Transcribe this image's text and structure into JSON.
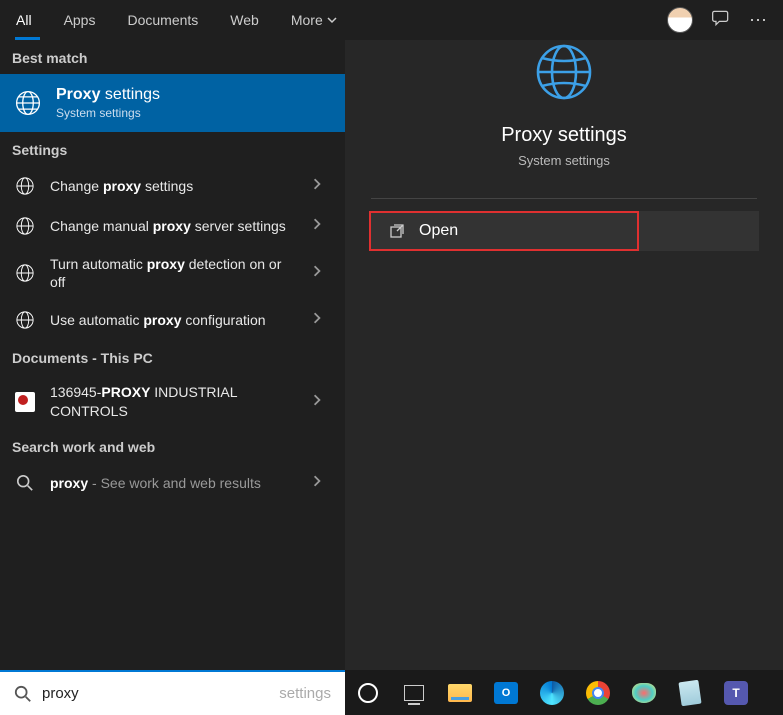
{
  "tabs": {
    "all": "All",
    "apps": "Apps",
    "documents": "Documents",
    "web": "Web",
    "more": "More"
  },
  "sections": {
    "best": "Best match",
    "settings": "Settings",
    "documents": "Documents - This PC",
    "workweb": "Search work and web"
  },
  "best_match": {
    "title_pre": "Proxy",
    "title_post": " settings",
    "sub": "System settings"
  },
  "settings_rows": {
    "r1_pre": "Change ",
    "r1_b": "proxy",
    "r1_post": " settings",
    "r2_pre": "Change manual ",
    "r2_b": "proxy",
    "r2_post": " server settings",
    "r3_pre": "Turn automatic ",
    "r3_b": "proxy",
    "r3_post": " detection on or off",
    "r4_pre": "Use automatic ",
    "r4_b": "proxy",
    "r4_post": " configuration"
  },
  "doc_row": {
    "pre": "136945-",
    "b": "PROXY",
    "post": " INDUSTRIAL CONTROLS"
  },
  "web_row": {
    "b": "proxy",
    "post": " - See work and web results"
  },
  "right": {
    "title": "Proxy settings",
    "sub": "System settings",
    "open": "Open"
  },
  "search": {
    "value": "proxy",
    "placeholder": "settings"
  },
  "icons": {
    "outlook": "O",
    "teams": "T"
  }
}
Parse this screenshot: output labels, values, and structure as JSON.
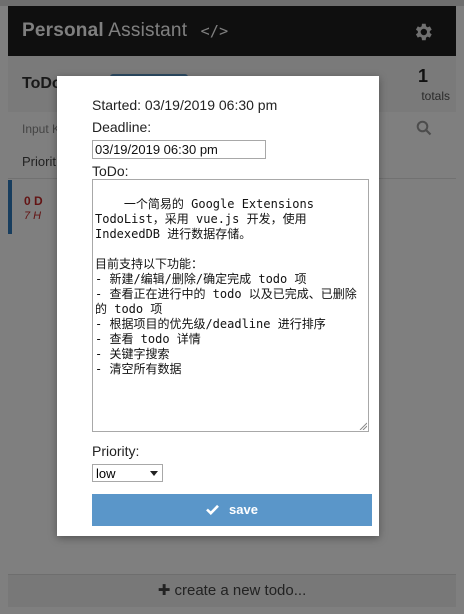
{
  "app": {
    "title_bold": "Personal",
    "title_rest": "Assistant",
    "title_code": "</>"
  },
  "list": {
    "title": "ToDo",
    "count": "1",
    "totals_label": "totals",
    "search_placeholder": "Input K",
    "priority_label": "Priorit",
    "item_days": "0 D",
    "item_hours": "7 H",
    "create_label": "create a new todo..."
  },
  "modal": {
    "started": "Started: 03/19/2019 06:30 pm",
    "deadline_label": "Deadline:",
    "deadline_value": "03/19/2019 06:30 pm",
    "todo_label": "ToDo:",
    "todo_text": "一个简易的 Google Extensions TodoList，采用 vue.js 开发，使用 IndexedDB 进行数据存储。\n\n目前支持以下功能：\n- 新建/编辑/删除/确定完成 todo 项\n- 查看正在进行中的 todo 以及已完成、已删除的 todo 项\n- 根据项目的优先级/deadline 进行排序\n- 查看 todo 详情\n- 关键字搜索\n- 清空所有数据",
    "priority_label": "Priority:",
    "priority_value": "low",
    "save_label": "save"
  },
  "colors": {
    "accent": "#5a96c9",
    "appbar": "#1f1f1f",
    "overdue": "#c62828"
  },
  "icons": [
    "gear-icon",
    "search-icon",
    "check-icon",
    "plus-icon"
  ]
}
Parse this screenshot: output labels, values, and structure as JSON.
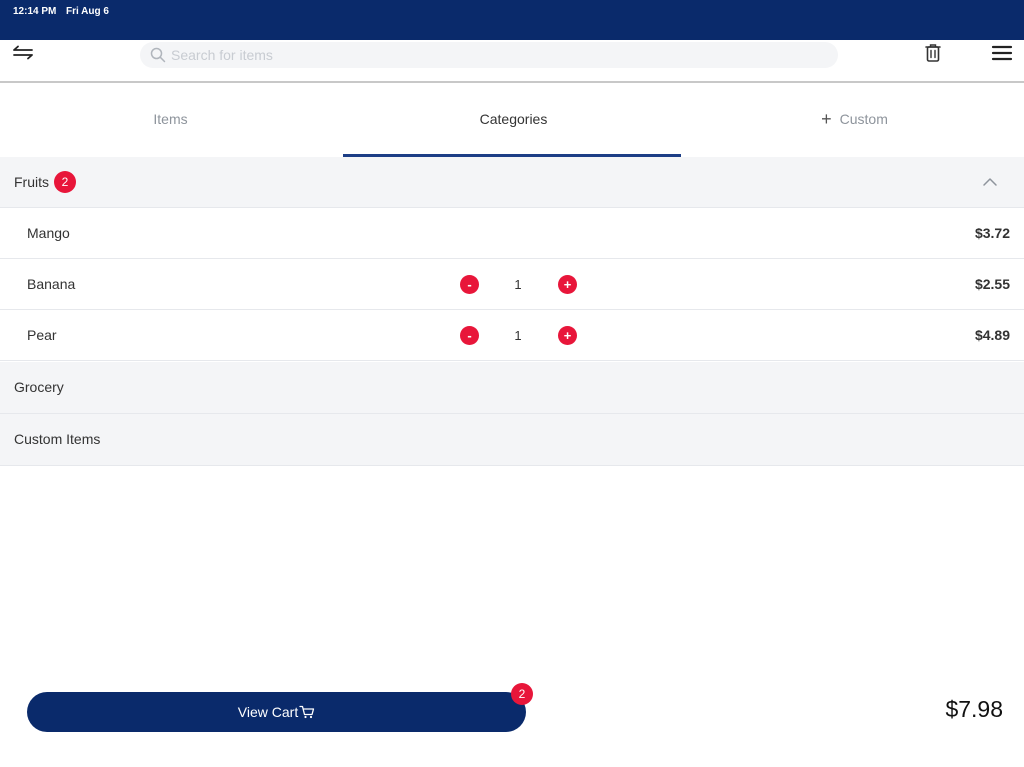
{
  "status_bar": {
    "time": "12:14 PM",
    "date": "Fri Aug 6"
  },
  "toolbar": {
    "left_icon": "swap-arrows-icon",
    "search_placeholder": "Search for items",
    "search_value": "",
    "trash_icon": "trash-icon",
    "menu_icon": "menu-icon"
  },
  "tabs": [
    {
      "label": "Items",
      "active": false
    },
    {
      "label": "Categories",
      "active": true
    },
    {
      "label": "Custom",
      "active": false,
      "icon": "plus-icon"
    }
  ],
  "categories": [
    {
      "name": "Fruits",
      "count": "2",
      "expanded": true,
      "items": [
        {
          "name": "Mango",
          "quantity": null,
          "price": "$3.72"
        },
        {
          "name": "Banana",
          "quantity": "1",
          "price": "$2.55"
        },
        {
          "name": "Pear",
          "quantity": "1",
          "price": "$4.89"
        }
      ]
    },
    {
      "name": "Grocery",
      "expanded": false
    },
    {
      "name": "Custom Items",
      "expanded": false
    }
  ],
  "cart": {
    "button_label": "View Cart",
    "icon": "cart-icon",
    "count": "2",
    "total": "$7.98"
  },
  "controls": {
    "minus": "-",
    "plus": "+"
  },
  "colors": {
    "primary": "#0a2a6b",
    "accent": "#e8163a",
    "tab_indicator": "#1c3e86",
    "category_bg": "#f4f5f7"
  }
}
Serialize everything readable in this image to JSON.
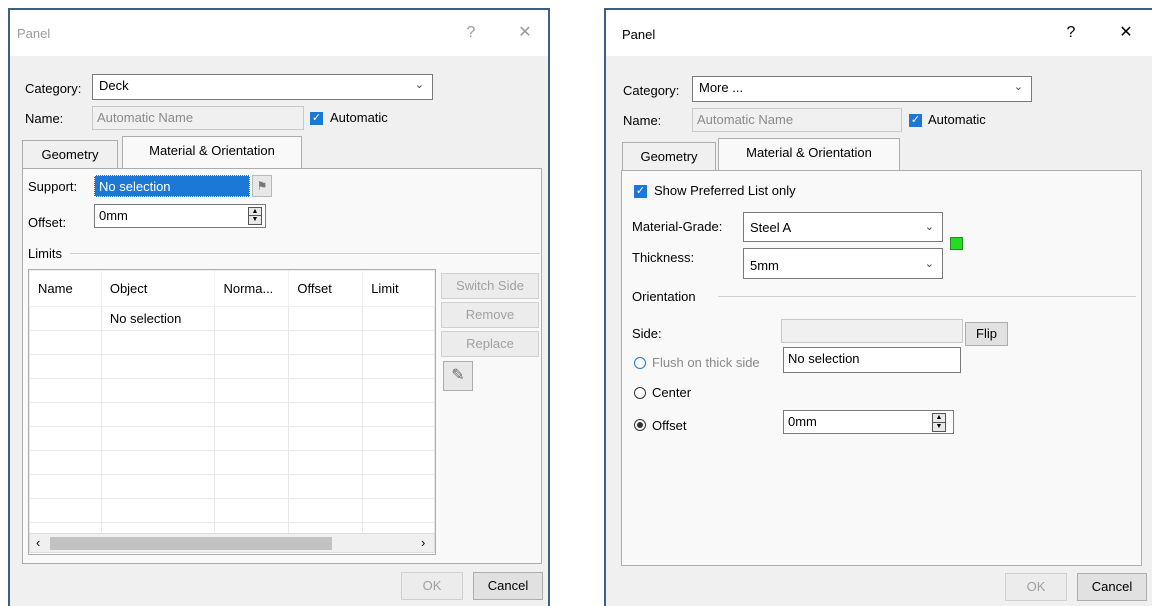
{
  "panel_left": {
    "title": "Panel",
    "help_glyph": "?",
    "close_glyph": "✕",
    "category_label": "Category:",
    "category_value": "Deck",
    "name_label": "Name:",
    "name_value": "Automatic Name",
    "automatic_label": "Automatic",
    "tabs": [
      "Geometry",
      "Material & Orientation"
    ],
    "support_label": "Support:",
    "support_value": "No selection",
    "offset_label": "Offset:",
    "offset_value": "0mm",
    "limits_label": "Limits",
    "table_columns": [
      "Name",
      "Object",
      "Norma...",
      "Offset",
      "Limit"
    ],
    "table_rows": [
      [
        "",
        "No selection",
        "",
        "",
        ""
      ]
    ],
    "buttons": {
      "switch_side": "Switch Side",
      "remove": "Remove",
      "replace": "Replace"
    },
    "ok_label": "OK",
    "cancel_label": "Cancel"
  },
  "panel_right": {
    "title": "Panel",
    "help_glyph": "?",
    "close_glyph": "✕",
    "category_label": "Category:",
    "category_value": "More ...",
    "name_label": "Name:",
    "name_value": "Automatic Name",
    "automatic_label": "Automatic",
    "tabs": [
      "Geometry",
      "Material & Orientation"
    ],
    "show_preferred_label": "Show Preferred List only",
    "material_grade_label": "Material-Grade:",
    "material_grade_value": "Steel A",
    "thickness_label": "Thickness:",
    "thickness_value": "5mm",
    "status_color": "#22dd22",
    "orientation_label": "Orientation",
    "side_label": "Side:",
    "flip_label": "Flip",
    "flush_label": "Flush on thick side",
    "flush_value": "No selection",
    "center_label": "Center",
    "offset_label": "Offset",
    "offset_value": "0mm",
    "ok_label": "OK",
    "cancel_label": "Cancel"
  }
}
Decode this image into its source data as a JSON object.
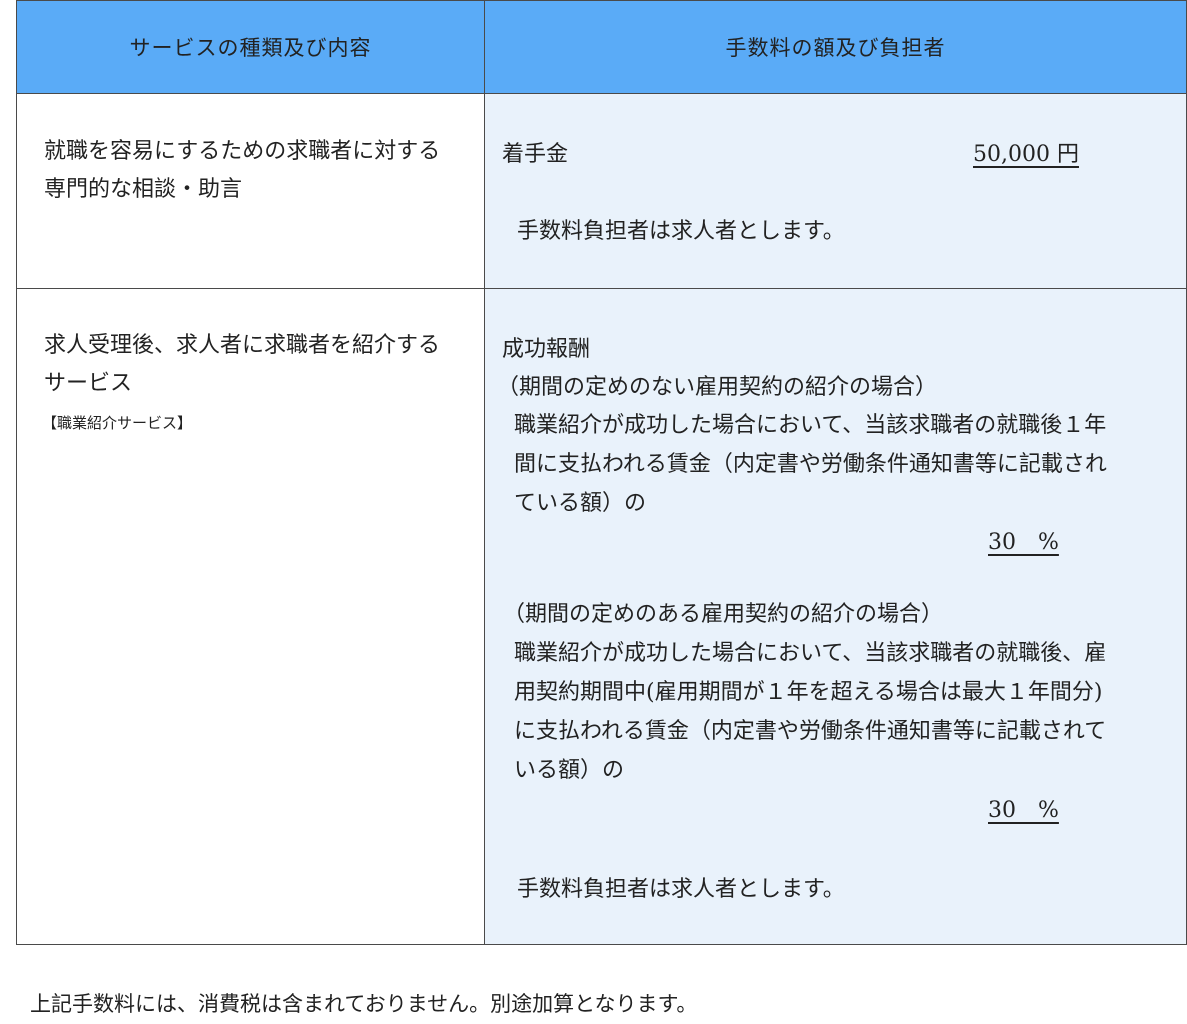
{
  "table": {
    "header": {
      "service_col": "サービスの種類及び内容",
      "fee_col": "手数料の額及び負担者"
    },
    "rows": [
      {
        "service": {
          "line1": "就職を容易にするための求職者に対する",
          "line2": "専門的な相談・助言"
        },
        "fee": {
          "item_label": "着手金",
          "amount": "50,000 円",
          "payer_note": "手数料負担者は求人者とします。"
        }
      },
      {
        "service": {
          "line1": "求人受理後、求人者に求職者を紹介する",
          "line2": "サービス",
          "tag": "【職業紹介サービス】"
        },
        "fee": {
          "item_label": "成功報酬",
          "case1_heading": "（期間の定めのない雇用契約の紹介の場合）",
          "case1_line1": "職業紹介が成功した場合において、当該求職者の就職後１年",
          "case1_line2": "間に支払われる賃金（内定書や労働条件通知書等に記載され",
          "case1_line3": "ている額）の",
          "case1_rate": "30　%",
          "case2_heading": "（期間の定めのある雇用契約の紹介の場合）",
          "case2_line1": "職業紹介が成功した場合において、当該求職者の就職後、雇",
          "case2_line2": "用契約期間中(雇用期間が１年を超える場合は最大１年間分)",
          "case2_line3": "に支払われる賃金（内定書や労働条件通知書等に記載されて",
          "case2_line4": "いる額）の",
          "case2_rate": "30　%",
          "payer_note": "手数料負担者は求人者とします。"
        }
      }
    ]
  },
  "footer_note": "上記手数料には、消費税は含まれておりません。別途加算となります。",
  "colors": {
    "header_bg": "#5aabf7",
    "fee_cell_bg": "#e9f2fb",
    "border": "#4a4a4a"
  }
}
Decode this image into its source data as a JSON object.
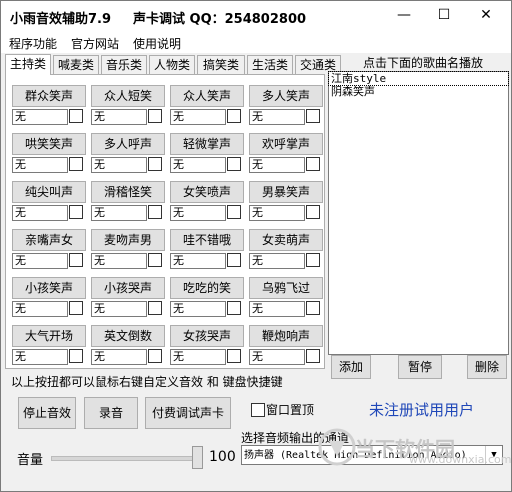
{
  "app": {
    "title": "小雨音效辅助7.9",
    "qq_label": "声卡调试 QQ：254802800"
  },
  "window_buttons": {
    "minimize": "—",
    "maximize": "☐",
    "close": "✕"
  },
  "menu": [
    "程序功能",
    "官方网站",
    "使用说明"
  ],
  "tabs": [
    "主持类",
    "喊麦类",
    "音乐类",
    "人物类",
    "搞笑类",
    "生活类",
    "交通类"
  ],
  "sound_buttons": [
    {
      "label": "群众笑声",
      "key": "无"
    },
    {
      "label": "众人短笑",
      "key": "无"
    },
    {
      "label": "众人笑声",
      "key": "无"
    },
    {
      "label": "多人笑声",
      "key": "无"
    },
    {
      "label": "哄笑笑声",
      "key": "无"
    },
    {
      "label": "多人呼声",
      "key": "无"
    },
    {
      "label": "轻微掌声",
      "key": "无"
    },
    {
      "label": "欢呼掌声",
      "key": "无"
    },
    {
      "label": "纯尖叫声",
      "key": "无"
    },
    {
      "label": "滑稽怪笑",
      "key": "无"
    },
    {
      "label": "女笑喷声",
      "key": "无"
    },
    {
      "label": "男暴笑声",
      "key": "无"
    },
    {
      "label": "亲嘴声女",
      "key": "无"
    },
    {
      "label": "麦吻声男",
      "key": "无"
    },
    {
      "label": "哇不错哦",
      "key": "无"
    },
    {
      "label": "女卖萌声",
      "key": "无"
    },
    {
      "label": "小孩笑声",
      "key": "无"
    },
    {
      "label": "小孩哭声",
      "key": "无"
    },
    {
      "label": "吃吃的笑",
      "key": "无"
    },
    {
      "label": "乌鸦飞过",
      "key": "无"
    },
    {
      "label": "大气开场",
      "key": "无"
    },
    {
      "label": "英文倒数",
      "key": "无"
    },
    {
      "label": "女孩哭声",
      "key": "无"
    },
    {
      "label": "鞭炮响声",
      "key": "无"
    }
  ],
  "playlist": {
    "header": "点击下面的歌曲名播放",
    "songs": [
      "江南style",
      "阴森笑声"
    ],
    "add": "添加",
    "pause": "暂停",
    "delete": "删除"
  },
  "hint": "以上按扭都可以鼠标右键自定义音效 和 键盘快捷键",
  "bottom": {
    "stop": "停止音效",
    "record": "录音",
    "paid": "付费调试声卡",
    "pin_label": "窗口置顶",
    "unregistered": "未注册试用用户",
    "output_label": "选择音频输出的通道",
    "output_device": "扬声器 (Realtek High Definition Audio)",
    "volume_label": "音量",
    "volume": 100
  },
  "watermark": {
    "text": "当下软件园",
    "url": "www.downxia.com"
  }
}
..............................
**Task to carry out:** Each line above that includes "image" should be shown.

**Answer space:**
Transcribe this image's text and structure into JSON.
Serialize everything readable in this image to JSON.
Decode this image into its source data as a JSON object.
Decode this image into its source data as a JSON object.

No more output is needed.